* [SOURCE RECORDS]
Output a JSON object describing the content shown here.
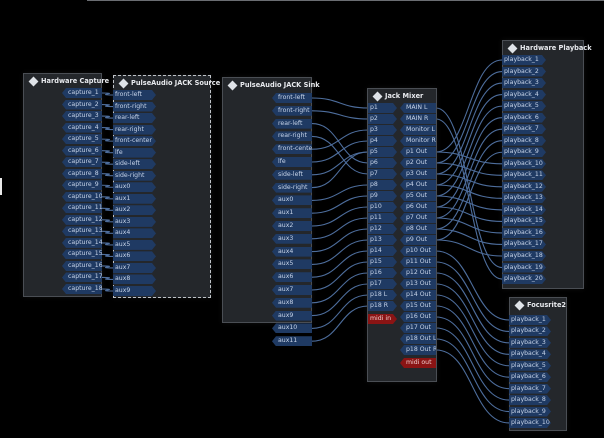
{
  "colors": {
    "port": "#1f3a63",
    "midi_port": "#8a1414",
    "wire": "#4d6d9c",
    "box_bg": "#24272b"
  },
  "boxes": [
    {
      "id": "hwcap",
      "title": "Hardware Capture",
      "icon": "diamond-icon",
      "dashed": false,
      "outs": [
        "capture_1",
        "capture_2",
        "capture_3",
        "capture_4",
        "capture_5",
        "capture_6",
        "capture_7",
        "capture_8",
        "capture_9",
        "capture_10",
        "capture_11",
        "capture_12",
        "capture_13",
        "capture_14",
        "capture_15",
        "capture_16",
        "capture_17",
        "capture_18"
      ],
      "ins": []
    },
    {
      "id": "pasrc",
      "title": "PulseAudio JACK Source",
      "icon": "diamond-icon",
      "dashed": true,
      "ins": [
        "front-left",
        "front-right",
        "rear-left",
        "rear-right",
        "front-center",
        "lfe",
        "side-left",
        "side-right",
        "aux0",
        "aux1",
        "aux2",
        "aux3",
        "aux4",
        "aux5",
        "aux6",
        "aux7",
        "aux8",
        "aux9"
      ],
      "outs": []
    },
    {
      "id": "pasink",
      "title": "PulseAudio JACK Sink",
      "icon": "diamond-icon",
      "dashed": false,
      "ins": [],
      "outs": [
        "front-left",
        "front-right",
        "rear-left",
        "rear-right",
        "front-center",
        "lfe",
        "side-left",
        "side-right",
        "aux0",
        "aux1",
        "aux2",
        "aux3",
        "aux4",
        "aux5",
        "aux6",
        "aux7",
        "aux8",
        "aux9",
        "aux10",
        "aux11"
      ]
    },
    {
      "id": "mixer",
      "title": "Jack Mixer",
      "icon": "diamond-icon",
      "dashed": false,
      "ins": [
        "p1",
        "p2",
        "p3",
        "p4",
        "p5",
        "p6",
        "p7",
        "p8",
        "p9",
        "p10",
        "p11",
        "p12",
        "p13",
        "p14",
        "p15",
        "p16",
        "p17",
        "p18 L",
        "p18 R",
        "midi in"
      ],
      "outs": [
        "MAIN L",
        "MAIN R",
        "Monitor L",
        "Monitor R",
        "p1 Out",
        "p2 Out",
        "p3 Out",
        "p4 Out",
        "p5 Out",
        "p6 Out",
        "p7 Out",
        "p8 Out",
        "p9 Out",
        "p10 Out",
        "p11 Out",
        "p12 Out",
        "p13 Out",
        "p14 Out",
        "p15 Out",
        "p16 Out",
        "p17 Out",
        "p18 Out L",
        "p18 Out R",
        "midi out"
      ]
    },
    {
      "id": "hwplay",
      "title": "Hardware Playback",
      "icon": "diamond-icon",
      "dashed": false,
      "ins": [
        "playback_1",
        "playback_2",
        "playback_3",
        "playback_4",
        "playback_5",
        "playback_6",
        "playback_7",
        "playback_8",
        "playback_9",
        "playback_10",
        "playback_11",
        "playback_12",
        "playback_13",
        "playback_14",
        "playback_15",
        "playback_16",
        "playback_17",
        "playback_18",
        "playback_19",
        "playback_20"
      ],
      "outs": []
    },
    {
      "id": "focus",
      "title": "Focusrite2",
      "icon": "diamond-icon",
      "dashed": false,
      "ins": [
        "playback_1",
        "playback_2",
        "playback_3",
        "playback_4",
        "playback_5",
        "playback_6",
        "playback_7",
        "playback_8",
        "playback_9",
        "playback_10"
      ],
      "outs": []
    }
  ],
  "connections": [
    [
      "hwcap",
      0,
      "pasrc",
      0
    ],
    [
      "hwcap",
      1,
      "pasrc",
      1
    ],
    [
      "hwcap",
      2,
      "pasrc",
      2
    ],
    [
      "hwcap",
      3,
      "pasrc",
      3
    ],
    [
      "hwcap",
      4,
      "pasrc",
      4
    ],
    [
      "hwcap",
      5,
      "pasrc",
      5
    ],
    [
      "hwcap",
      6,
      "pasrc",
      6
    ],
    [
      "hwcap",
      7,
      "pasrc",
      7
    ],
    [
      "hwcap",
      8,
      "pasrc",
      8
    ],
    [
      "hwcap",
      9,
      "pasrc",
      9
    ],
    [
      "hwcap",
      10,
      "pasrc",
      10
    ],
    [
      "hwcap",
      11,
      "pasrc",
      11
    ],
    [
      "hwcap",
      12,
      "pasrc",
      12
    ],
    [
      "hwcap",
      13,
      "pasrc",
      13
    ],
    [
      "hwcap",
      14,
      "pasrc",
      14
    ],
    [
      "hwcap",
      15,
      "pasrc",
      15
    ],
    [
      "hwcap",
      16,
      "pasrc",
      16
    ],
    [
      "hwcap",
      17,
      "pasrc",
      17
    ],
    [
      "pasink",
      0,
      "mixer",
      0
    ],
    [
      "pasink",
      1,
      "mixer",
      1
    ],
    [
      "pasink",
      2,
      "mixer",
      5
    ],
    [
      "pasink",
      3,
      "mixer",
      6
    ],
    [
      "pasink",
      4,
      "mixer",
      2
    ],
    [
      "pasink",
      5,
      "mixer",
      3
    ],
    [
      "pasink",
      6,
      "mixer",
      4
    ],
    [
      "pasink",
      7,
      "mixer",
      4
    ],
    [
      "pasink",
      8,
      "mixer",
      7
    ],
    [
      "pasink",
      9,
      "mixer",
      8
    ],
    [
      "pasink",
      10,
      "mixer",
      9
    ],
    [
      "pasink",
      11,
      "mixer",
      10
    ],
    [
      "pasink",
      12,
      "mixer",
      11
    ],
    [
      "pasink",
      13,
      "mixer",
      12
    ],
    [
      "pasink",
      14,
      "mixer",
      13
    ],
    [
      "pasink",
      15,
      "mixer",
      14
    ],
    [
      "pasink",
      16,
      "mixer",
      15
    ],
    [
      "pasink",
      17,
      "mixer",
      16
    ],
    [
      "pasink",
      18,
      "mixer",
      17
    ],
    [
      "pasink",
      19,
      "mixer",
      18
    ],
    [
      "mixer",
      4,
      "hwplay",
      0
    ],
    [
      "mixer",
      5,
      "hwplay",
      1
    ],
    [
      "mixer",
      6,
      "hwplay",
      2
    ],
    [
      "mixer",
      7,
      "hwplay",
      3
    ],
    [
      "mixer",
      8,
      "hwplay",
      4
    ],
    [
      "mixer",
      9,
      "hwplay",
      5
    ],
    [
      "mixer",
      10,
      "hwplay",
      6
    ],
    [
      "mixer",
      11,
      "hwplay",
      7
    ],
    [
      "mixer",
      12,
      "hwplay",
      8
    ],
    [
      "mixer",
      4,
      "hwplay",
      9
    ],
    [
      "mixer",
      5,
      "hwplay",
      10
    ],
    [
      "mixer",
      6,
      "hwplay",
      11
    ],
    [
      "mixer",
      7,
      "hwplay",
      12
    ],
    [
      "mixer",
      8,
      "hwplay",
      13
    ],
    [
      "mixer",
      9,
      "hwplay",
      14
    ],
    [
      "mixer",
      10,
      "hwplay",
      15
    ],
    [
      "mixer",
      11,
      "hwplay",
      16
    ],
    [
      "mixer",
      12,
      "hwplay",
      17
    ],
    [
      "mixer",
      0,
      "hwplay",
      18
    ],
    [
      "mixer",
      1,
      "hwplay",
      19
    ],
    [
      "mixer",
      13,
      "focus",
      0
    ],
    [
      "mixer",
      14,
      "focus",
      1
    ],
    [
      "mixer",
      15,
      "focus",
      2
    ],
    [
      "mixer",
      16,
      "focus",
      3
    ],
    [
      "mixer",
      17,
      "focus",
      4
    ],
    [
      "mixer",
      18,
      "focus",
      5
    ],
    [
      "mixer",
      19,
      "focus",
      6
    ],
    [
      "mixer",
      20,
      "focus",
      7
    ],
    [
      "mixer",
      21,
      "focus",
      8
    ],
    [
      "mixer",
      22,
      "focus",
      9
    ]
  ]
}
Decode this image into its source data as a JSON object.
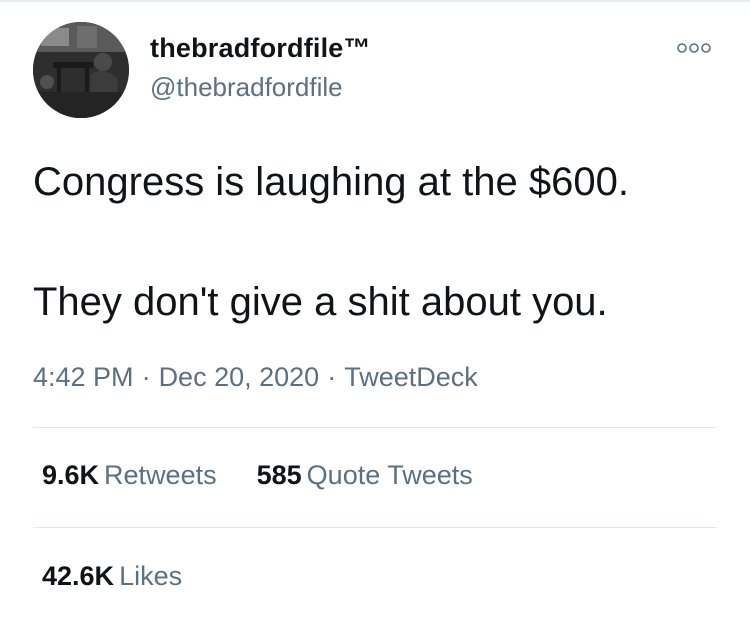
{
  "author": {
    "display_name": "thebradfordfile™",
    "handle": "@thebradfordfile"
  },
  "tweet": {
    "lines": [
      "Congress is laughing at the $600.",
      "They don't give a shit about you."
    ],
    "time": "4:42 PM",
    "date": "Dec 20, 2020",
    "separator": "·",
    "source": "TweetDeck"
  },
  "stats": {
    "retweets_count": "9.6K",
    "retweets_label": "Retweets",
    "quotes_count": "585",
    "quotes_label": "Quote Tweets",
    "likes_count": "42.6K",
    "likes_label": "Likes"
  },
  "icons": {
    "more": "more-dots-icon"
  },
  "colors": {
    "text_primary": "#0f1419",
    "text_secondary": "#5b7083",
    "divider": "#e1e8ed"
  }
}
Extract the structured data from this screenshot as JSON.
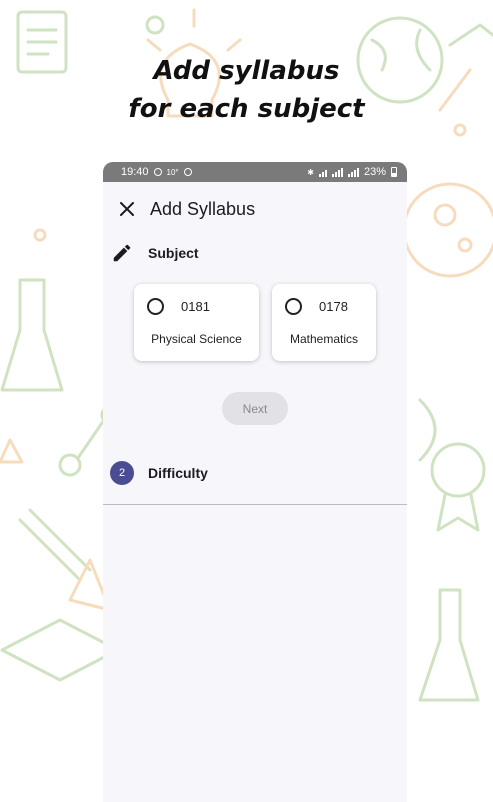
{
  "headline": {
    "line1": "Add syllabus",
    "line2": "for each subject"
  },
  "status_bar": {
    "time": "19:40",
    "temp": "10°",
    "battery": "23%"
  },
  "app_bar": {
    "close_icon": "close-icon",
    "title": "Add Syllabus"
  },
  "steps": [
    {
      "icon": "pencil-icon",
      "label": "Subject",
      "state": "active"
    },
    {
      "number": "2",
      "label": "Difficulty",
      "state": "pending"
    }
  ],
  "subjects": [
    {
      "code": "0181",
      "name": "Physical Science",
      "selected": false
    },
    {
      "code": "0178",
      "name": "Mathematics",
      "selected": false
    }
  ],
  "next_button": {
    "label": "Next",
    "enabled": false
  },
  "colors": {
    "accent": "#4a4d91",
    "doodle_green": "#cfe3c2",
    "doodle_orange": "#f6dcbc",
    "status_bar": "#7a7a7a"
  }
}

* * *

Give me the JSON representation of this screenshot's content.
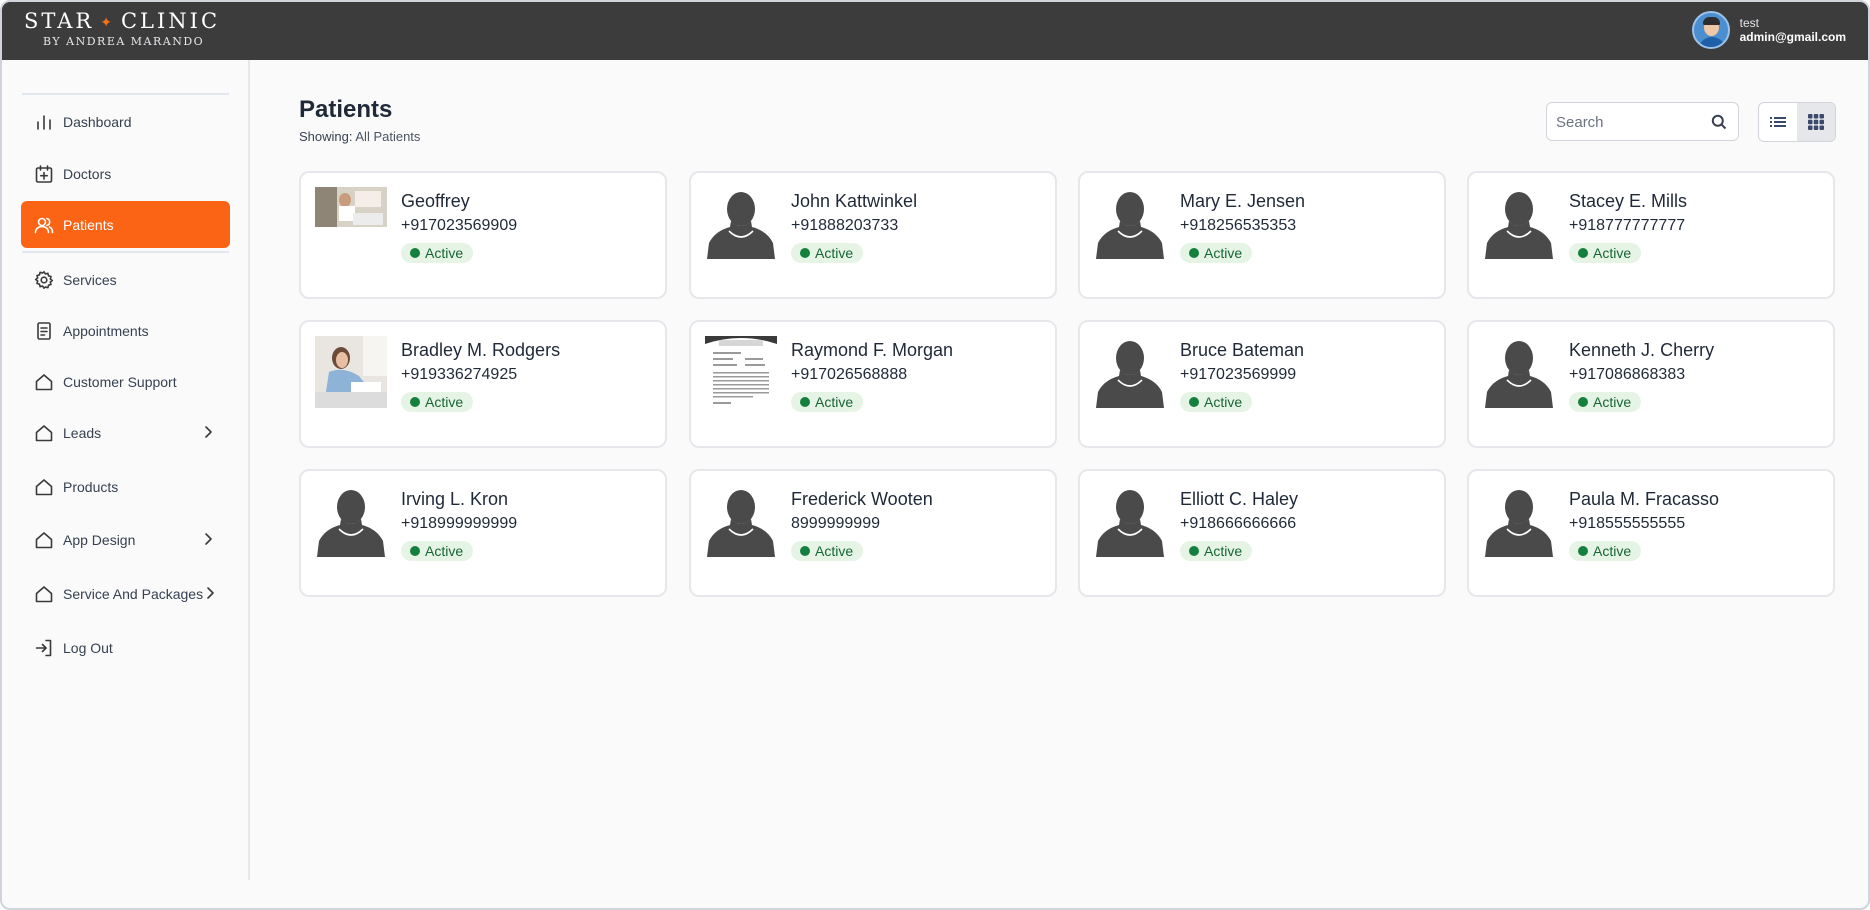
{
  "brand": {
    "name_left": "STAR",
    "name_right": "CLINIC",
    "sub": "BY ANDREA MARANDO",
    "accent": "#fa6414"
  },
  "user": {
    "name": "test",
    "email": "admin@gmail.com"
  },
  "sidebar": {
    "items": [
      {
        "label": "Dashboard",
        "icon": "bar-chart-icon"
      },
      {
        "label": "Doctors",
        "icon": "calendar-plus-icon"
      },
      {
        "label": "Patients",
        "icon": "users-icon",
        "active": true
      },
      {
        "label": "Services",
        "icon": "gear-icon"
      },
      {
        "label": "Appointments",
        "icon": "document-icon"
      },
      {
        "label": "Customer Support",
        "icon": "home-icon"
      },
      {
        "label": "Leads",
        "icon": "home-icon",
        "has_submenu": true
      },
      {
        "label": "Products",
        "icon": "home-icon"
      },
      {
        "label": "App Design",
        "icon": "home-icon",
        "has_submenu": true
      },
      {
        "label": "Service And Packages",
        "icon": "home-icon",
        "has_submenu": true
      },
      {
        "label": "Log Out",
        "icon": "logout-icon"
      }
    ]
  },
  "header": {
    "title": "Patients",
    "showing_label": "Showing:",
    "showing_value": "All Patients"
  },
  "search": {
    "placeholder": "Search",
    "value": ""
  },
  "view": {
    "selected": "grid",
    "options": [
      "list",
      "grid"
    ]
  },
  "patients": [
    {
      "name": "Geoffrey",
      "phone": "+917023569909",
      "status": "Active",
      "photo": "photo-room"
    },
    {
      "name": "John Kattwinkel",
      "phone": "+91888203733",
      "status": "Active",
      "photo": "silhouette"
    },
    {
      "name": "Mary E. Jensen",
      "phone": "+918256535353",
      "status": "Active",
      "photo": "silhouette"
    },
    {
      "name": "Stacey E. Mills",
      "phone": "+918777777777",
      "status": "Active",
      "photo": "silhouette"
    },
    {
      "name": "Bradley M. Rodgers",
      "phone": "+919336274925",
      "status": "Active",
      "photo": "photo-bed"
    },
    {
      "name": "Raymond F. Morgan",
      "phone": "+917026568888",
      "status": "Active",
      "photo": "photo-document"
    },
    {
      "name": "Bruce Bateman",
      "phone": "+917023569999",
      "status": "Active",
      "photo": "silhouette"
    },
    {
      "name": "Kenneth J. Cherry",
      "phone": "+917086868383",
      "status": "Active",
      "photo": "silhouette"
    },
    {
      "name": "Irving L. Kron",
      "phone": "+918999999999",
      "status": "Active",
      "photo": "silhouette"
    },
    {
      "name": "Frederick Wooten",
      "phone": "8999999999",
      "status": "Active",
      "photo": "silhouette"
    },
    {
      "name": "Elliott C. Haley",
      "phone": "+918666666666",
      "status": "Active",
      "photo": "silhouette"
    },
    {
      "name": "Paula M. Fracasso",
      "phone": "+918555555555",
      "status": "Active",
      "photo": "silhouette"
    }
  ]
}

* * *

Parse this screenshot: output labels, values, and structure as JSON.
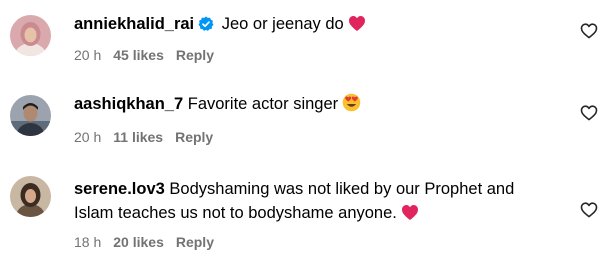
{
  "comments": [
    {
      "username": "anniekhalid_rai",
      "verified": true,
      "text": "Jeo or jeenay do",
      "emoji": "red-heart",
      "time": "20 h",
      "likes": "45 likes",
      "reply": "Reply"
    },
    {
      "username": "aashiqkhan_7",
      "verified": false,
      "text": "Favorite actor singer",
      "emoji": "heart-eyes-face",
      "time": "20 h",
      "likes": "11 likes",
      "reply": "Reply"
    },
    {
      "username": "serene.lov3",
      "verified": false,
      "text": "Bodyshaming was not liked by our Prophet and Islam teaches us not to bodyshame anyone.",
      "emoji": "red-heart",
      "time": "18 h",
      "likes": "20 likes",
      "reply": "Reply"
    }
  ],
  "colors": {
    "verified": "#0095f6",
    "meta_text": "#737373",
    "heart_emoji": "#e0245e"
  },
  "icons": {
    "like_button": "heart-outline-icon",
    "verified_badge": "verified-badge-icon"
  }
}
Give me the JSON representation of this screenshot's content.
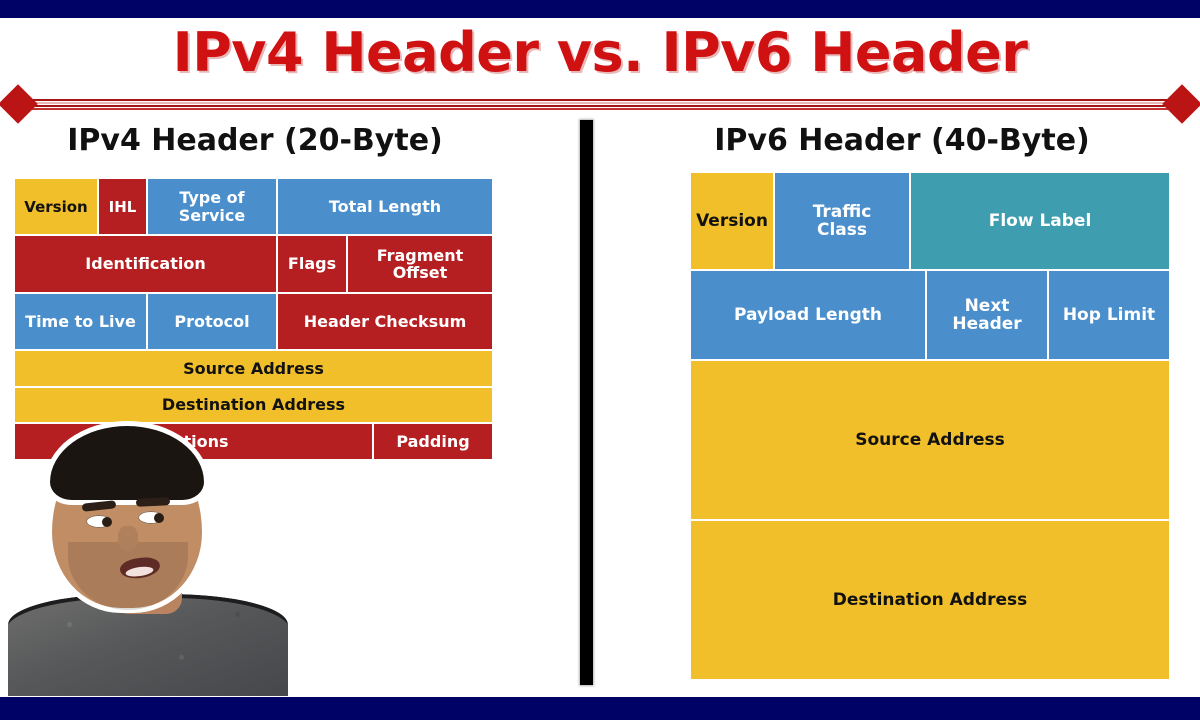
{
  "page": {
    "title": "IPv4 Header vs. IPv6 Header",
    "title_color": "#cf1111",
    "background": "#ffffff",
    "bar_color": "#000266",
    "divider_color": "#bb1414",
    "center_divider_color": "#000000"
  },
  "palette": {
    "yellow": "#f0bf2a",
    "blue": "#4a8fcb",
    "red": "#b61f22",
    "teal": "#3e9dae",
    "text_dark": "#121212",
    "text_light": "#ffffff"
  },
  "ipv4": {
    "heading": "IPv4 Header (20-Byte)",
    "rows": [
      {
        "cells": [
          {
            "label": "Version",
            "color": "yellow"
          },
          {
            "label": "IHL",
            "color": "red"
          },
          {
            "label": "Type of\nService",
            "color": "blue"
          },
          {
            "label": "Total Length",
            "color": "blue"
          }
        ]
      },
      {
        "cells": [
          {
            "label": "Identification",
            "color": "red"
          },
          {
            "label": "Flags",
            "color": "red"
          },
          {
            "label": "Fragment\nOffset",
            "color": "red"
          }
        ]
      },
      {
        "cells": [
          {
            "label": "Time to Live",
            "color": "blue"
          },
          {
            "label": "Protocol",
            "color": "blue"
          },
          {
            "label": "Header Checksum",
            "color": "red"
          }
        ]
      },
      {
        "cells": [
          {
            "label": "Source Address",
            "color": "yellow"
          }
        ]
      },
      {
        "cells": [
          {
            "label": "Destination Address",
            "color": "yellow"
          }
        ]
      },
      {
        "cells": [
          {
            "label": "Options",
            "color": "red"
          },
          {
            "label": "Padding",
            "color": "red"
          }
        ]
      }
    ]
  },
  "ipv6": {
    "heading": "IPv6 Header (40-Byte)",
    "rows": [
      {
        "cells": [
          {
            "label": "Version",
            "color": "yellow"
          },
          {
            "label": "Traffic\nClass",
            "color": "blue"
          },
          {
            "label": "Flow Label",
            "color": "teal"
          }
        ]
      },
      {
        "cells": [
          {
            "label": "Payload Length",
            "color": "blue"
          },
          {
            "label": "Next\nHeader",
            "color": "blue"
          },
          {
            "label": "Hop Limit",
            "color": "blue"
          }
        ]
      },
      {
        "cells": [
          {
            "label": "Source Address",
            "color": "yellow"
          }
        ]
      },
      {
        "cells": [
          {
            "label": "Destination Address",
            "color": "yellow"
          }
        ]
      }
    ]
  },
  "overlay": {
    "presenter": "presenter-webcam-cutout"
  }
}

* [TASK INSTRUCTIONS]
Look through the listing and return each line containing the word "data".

* [REPLY]
Decode this image into its source data as a JSON object.
Extract the structured data from this screenshot as JSON.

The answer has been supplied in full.